Un­sold In­ven­tory

One of the big­gest wor­ries in af­ford­able hous­ing is un­sold in­ven­tory. Data from Anarock Con­sul­tants shows that about 2,37,000 units in the af­ford­able hous­ing seg­ment ( less than ` 40 lakh) de­vel­oped by or­gan­ised pri­vate play­ers are un­sold across the top seven cities. “This does not in­clude gov­ern­ment hous­ing schemes,” says Puri of Anarock.

One of the ma­jor rea­sons for this is lack of al­lied in­fra­struc­ture. “Most bar­ren projects were launched with­out fea­si­bil­ity stud­ies and builders went ahead in an area just be­cause land was cheap or lo­cal de­vel­op­ment reg­u­la­tions were lax. When houses come up in ar­eas that are too far from the city’s work­place hubs and lack the nec­es­sary sup­port in­fra­struc­ture, there will hardly be any tak­ers,” he says.

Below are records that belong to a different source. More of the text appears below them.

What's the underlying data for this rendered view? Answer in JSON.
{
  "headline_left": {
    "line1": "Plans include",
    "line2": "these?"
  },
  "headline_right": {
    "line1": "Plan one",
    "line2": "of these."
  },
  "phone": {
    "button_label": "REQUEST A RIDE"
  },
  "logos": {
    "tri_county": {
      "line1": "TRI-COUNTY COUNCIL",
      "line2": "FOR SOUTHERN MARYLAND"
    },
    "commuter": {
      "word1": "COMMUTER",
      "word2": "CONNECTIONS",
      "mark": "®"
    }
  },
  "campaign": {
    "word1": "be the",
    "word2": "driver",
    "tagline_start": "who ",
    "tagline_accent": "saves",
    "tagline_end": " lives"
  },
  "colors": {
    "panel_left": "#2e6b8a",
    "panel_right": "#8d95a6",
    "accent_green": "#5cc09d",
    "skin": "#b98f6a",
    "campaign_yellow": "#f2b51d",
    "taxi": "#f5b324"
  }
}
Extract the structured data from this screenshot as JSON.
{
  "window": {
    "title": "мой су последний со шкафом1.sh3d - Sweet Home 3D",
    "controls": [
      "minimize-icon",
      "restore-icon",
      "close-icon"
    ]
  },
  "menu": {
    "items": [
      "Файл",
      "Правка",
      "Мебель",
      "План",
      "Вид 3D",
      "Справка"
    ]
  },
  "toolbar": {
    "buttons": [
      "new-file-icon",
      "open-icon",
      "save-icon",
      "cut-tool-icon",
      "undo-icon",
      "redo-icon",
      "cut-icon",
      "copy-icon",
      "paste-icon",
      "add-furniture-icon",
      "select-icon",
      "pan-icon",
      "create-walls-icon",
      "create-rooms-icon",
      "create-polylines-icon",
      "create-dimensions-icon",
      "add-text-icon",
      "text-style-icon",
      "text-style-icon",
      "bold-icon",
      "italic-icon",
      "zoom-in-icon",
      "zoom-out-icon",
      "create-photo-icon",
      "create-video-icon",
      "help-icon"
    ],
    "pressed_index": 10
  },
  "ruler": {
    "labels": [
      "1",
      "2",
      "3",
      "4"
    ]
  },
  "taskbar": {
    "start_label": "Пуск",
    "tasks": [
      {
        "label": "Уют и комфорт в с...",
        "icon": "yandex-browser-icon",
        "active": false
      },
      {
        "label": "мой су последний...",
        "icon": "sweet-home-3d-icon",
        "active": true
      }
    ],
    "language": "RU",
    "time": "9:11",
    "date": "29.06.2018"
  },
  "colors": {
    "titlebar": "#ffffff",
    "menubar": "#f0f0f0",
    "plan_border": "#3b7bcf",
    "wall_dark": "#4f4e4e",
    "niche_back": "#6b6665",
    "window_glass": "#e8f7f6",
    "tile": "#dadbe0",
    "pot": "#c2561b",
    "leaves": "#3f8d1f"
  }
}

Af­ford­able hous­ing should be sus­tain­able. “If you build af­ford­able hous­ing com­plexes in a town­ship which has ba­sic fa­cil­i­ties, the project will be sus­tain­able. With­out proper ameni­ties, small group hous­ing won't be sus­tain­able,” says Gau­rav Mit­tal, Man­ag­ing Di­rec­tor, CHD De­vel­op­ers, a New Del­hibased builder that has in­vested in af­ford­able hous­ing.

“For ex­am­ple, many projects un­der Haryana’s group hous­ing pol­icy have a large num­ber of in­di­vid­ual houses in small land parcels with­out much ameni­ties and, there­fore, face sus­tain­abil­ity is­sues,” he says. In­fe­rior con­struc­tion, flaws in de­sign and le­gal is­sues add to the woes.

Fi­nance on High

In­dia Rat­ings had, in 2017, es­ti­mated as­sets of ` 1.5 lakh crore un­der af­ford­able hous­ing. This is ex­pected to rise four times to ` 6 lakh crore by 2022. “We are see­ing good de­mand across the coun­try. The de­mand for the ` 10-15 lakh ticket size is high in Tier-II and Tier-III cities,” says Kar­nad of HDFC, adding that for HDFC, loans to EWS and LIG seg­ments grew 32 per cent and 41 per cent, re­spec­tively, in 2017/18, over the pre­vi­ous year. “Also, 38 per cent home loan ap­provals in vol­ume terms and 19 per cent in value terms have been to cus­tomers from EWS and LIG seg­ments,” she says. On a monthly ba­sis, HDFC has been on av­er­age ap­prov­ing 8,200 loans to EWS and LIG seg­ments with ap­prox­i­mate value of ` 1,312 crore.

DHFL, an­other ma­jor fi­nancer in af­ford­able hous­ing, says busi­ness is ac­cel­er­at­ing. Harshil Mehta, JMD and CEO, says that his com­pany “has re­ceived sub­sidy un­der the PMAY for more than 7,000 cases amount­ing to ` 155.9 crore. Of this, 3,207 cases fall un­der EWS and LIG groups and amount to

` 75.1 crore and the re­main­ing 3,897 cases fall un­der MIG 1 & 2 groups and amount to ` 80.8 crore,” he says. About 80 per cent of DHFL’s home loan dis­burse­ments are in the af­ford­able hous­ing cat­e­gory, with most ap­pli­cants be­ing first-time home buy­ers. The com­pany’s av­er­age loan size is ` 15.2 lakh.

Fast grow­ing econ­omy, ris­ing af­ford­abil­ity, fast-paced ur­ban­i­sa­tion and in­crease in work­force are greatly con­tribut­ing to the growth of the af­ford­able hous­ing fi­nance in­dus­try. The reg­u­la­tory en­vi­ron­ment has greatly im­proved, fi­nan­cial in­sti­tu­tions are of­fer­ing unique prod­ucts at com­pet­i­tive prices and the fo­cus re­mains on en­sur­ing that cus­tomer ex­pe­ri­ence is the key dif­fer­en­tia­tor be­tween lenders.

“All these years our mem­bers were liv­ing in slums and chawls. The very idea of af­ford­able hous­ing is a dream come true for us,” says Nalini Kal­burgi, a daily-wage labourer from Solapur who is also the chair­man of Ray­na­gar Co­op­er­a­tive Hous­ing Fed­er­a­tion.

Clearly, af­ford­able hous­ing is where busi­ness meets so­cial.




Newspapers in English

Newspapers from India

© PressReader. All rights reserved.